Work through the data line by line, gathering every line that has the word "more".

[Start of section]

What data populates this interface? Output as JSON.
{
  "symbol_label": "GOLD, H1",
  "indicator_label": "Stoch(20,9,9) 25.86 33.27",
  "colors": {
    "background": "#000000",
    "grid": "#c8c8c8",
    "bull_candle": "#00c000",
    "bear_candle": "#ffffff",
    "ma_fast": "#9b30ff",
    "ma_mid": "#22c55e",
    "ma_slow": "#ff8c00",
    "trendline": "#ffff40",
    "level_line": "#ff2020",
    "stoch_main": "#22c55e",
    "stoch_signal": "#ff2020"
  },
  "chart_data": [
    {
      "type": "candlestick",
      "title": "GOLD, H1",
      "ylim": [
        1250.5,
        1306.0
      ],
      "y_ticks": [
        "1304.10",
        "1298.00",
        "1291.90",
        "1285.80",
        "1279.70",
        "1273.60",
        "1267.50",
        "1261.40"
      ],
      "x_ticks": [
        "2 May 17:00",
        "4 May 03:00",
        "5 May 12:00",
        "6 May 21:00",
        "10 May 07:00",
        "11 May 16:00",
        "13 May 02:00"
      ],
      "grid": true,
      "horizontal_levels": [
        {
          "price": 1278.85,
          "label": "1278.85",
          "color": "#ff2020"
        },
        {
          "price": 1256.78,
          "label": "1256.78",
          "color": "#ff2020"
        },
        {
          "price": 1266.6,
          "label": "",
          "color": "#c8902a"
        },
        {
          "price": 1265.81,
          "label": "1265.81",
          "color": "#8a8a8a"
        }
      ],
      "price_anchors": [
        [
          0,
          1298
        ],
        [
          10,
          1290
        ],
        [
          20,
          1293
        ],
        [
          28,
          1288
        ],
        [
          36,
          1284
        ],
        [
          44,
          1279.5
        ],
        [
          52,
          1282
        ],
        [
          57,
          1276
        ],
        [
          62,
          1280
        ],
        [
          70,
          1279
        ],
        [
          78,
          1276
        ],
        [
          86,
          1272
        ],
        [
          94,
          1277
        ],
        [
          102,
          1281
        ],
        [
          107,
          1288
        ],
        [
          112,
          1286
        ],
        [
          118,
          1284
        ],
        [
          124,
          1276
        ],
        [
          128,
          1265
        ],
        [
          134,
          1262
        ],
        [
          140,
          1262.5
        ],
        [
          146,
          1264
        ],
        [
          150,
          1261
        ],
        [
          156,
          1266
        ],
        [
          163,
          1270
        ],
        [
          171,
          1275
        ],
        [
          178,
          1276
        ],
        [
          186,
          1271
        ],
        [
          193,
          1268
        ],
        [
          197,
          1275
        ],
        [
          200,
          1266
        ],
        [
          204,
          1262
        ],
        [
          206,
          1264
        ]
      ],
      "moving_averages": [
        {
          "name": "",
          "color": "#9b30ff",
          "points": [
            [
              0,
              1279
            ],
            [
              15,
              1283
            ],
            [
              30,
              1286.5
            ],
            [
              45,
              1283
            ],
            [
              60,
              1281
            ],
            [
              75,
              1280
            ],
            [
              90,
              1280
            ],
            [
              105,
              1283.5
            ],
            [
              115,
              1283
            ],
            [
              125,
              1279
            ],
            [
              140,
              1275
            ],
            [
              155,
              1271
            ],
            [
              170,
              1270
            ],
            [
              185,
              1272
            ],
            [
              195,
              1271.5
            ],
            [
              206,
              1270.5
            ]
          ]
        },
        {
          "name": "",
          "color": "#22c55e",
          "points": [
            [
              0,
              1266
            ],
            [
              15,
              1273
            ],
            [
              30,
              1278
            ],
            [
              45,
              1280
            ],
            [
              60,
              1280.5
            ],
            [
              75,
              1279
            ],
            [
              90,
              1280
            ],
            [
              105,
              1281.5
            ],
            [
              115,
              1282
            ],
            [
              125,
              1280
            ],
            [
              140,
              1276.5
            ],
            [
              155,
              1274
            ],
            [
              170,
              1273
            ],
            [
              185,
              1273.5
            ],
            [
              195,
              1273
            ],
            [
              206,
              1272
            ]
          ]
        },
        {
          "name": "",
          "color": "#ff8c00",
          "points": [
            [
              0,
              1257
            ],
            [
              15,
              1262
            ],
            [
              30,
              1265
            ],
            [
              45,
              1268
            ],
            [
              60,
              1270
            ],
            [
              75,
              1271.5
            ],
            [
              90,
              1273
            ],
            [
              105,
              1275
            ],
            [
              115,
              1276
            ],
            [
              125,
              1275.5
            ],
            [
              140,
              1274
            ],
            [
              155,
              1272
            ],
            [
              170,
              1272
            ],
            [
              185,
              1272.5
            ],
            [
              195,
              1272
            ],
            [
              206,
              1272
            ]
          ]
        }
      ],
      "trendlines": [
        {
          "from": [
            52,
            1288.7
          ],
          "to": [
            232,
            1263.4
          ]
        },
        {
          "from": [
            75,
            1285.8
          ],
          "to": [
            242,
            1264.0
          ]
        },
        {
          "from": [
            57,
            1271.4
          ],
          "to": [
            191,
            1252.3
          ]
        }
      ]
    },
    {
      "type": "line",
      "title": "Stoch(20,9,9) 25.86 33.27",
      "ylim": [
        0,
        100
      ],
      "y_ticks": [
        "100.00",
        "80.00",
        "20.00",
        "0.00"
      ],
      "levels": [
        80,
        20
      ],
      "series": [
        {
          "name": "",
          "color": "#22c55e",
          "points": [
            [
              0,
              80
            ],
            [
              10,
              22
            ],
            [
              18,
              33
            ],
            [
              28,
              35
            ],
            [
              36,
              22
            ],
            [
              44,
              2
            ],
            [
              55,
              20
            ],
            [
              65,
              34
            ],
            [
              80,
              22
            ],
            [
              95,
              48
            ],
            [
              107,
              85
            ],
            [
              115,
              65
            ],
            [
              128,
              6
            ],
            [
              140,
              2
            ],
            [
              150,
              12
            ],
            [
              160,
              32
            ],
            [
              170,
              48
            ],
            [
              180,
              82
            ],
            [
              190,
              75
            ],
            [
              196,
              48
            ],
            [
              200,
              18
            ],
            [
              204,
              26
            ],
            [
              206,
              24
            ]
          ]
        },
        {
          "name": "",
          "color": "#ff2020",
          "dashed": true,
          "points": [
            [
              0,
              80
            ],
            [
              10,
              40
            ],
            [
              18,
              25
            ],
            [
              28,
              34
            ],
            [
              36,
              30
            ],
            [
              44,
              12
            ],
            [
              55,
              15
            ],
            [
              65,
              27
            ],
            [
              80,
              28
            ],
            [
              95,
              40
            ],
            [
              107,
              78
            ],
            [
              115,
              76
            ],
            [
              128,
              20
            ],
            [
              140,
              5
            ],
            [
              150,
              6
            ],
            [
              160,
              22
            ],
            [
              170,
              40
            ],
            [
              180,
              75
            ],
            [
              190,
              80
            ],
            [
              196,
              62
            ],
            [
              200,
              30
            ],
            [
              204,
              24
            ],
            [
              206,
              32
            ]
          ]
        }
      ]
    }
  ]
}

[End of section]
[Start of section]

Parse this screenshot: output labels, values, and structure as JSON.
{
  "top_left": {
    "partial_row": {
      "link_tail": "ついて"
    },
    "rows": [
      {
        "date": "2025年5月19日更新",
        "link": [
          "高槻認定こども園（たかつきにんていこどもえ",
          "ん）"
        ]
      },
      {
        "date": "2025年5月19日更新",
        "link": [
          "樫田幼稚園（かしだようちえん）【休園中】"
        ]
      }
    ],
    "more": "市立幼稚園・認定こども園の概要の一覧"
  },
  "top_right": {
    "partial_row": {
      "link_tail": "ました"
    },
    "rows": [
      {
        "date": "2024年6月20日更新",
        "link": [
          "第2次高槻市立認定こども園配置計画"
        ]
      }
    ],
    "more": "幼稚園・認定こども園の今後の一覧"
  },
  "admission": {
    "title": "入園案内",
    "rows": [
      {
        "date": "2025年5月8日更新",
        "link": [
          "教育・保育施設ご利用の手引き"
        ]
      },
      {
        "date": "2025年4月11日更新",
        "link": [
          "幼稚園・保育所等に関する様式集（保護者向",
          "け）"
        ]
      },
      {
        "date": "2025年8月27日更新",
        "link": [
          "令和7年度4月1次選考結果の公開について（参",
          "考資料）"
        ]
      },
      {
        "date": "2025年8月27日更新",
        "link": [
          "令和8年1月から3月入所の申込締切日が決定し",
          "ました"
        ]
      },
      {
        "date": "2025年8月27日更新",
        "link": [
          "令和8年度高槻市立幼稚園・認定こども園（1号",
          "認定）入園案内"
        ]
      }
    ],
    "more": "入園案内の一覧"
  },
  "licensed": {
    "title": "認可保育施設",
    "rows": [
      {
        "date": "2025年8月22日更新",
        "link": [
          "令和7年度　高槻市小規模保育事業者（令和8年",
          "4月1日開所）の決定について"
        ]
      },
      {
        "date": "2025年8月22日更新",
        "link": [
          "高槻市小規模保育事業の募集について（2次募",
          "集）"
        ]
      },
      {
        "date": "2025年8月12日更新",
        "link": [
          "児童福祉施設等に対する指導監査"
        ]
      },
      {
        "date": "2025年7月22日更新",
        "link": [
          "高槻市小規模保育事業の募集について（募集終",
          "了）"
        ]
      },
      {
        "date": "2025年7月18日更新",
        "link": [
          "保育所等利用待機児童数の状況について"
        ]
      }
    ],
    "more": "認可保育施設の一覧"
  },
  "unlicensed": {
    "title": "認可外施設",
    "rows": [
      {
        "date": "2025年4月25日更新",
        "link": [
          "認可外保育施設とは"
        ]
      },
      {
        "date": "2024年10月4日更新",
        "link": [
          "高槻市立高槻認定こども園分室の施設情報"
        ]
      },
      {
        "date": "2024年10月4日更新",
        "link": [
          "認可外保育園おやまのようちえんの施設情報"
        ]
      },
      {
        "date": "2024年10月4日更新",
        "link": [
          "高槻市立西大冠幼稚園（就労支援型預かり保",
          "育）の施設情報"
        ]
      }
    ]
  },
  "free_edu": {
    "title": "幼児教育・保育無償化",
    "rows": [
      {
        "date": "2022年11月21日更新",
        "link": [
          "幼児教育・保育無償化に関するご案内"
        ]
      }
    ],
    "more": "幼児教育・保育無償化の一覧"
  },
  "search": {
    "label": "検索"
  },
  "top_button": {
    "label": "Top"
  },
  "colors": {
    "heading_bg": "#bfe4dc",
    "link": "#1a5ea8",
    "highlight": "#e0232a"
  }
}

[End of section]

- Answer box
    "more": "市立幼稚園・認定こども園の概要の一覧"
    "more": "幼稚園・認定こども園の今後の一覧"
    "more": "入園案内の一覧"
    "more": "認可保育施設の一覧"
    "more": "幼児教育・保育無償化の一覧"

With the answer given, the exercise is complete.